Brief = Every record, apart from its pictures, should be repeated exactly.

--- START ---

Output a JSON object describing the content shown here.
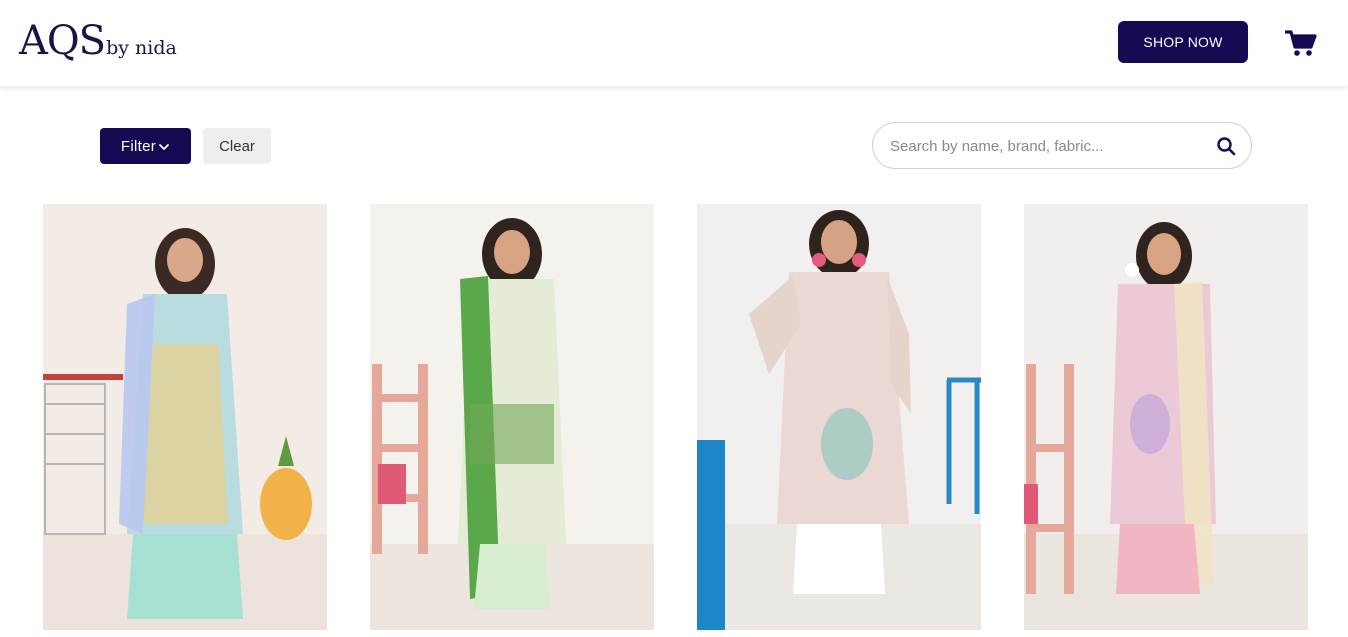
{
  "header": {
    "logo_main": "AQS",
    "logo_sub": "by nida",
    "shop_now_label": "SHOP NOW",
    "cart_icon": "cart-icon"
  },
  "toolbar": {
    "filter_label": "Filter",
    "clear_label": "Clear"
  },
  "search": {
    "placeholder": "Search by name, brand, fabric...",
    "value": ""
  },
  "products": [
    {
      "image": "product-image-1",
      "background": "#f3ece6",
      "outfit": "#b8dce0",
      "accent": "#f2b24a"
    },
    {
      "image": "product-image-2",
      "background": "#f5f1ec",
      "outfit": "#e4ecd8",
      "accent": "#5ba84a"
    },
    {
      "image": "product-image-3",
      "background": "#f1f0ee",
      "outfit": "#ecd8d2",
      "accent": "#9fc9c3"
    },
    {
      "image": "product-image-4",
      "background": "#f2eeeb",
      "outfit": "#ecc9d6",
      "accent": "#c8a8d8"
    }
  ],
  "colors": {
    "brand": "#150b52",
    "clear_bg": "#eeeeee"
  }
}
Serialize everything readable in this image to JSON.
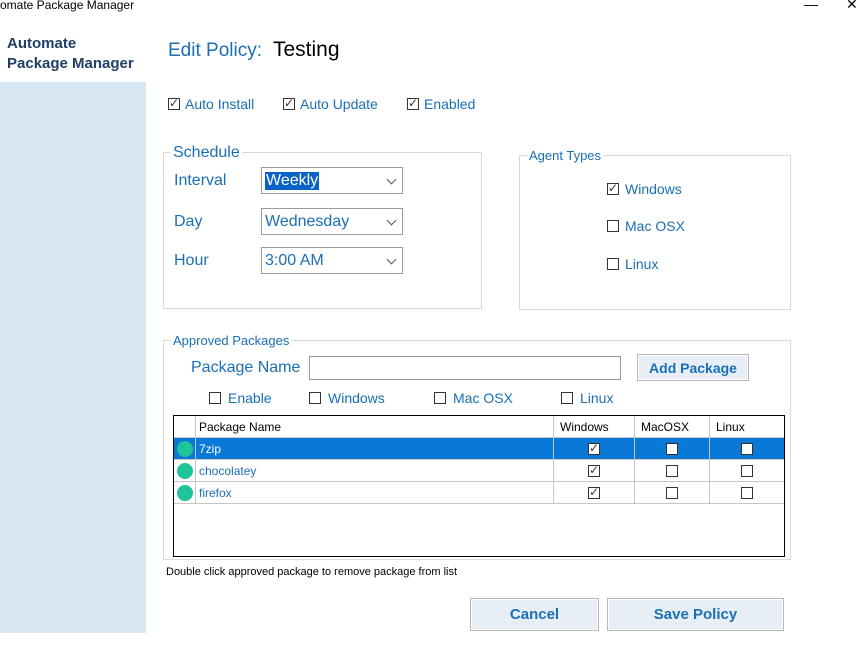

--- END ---

Exercise answer =
Output a JSON object describing the content shown here.
{
  "header": {
    "logo_main": "AQS",
    "logo_sub": "by nida",
    "shop_now_label": "SHOP NOW",
    "cart_icon": "cart-icon"
  },
  "toolbar": {
    "filter_label": "Filter",
    "clear_label": "Clear"
  },
  "search": {
    "placeholder": "Search by name, brand, fabric...",
    "value": ""
  },
  "products": [
    {
      "image": "product-image-1",
      "background": "#f3ece6",
      "outfit": "#b8dce0",
      "accent": "#f2b24a"
    },
    {
      "image": "product-image-2",
      "background": "#f5f1ec",
      "outfit": "#e4ecd8",
      "accent": "#5ba84a"
    },
    {
      "image": "product-image-3",
      "background": "#f1f0ee",
      "outfit": "#ecd8d2",
      "accent": "#9fc9c3"
    },
    {
      "image": "product-image-4",
      "background": "#f2eeeb",
      "outfit": "#ecc9d6",
      "accent": "#c8a8d8"
    }
  ],
  "colors": {
    "brand": "#150b52",
    "clear_bg": "#eeeeee"
  }
}
Serialize everything readable in this image to JSON.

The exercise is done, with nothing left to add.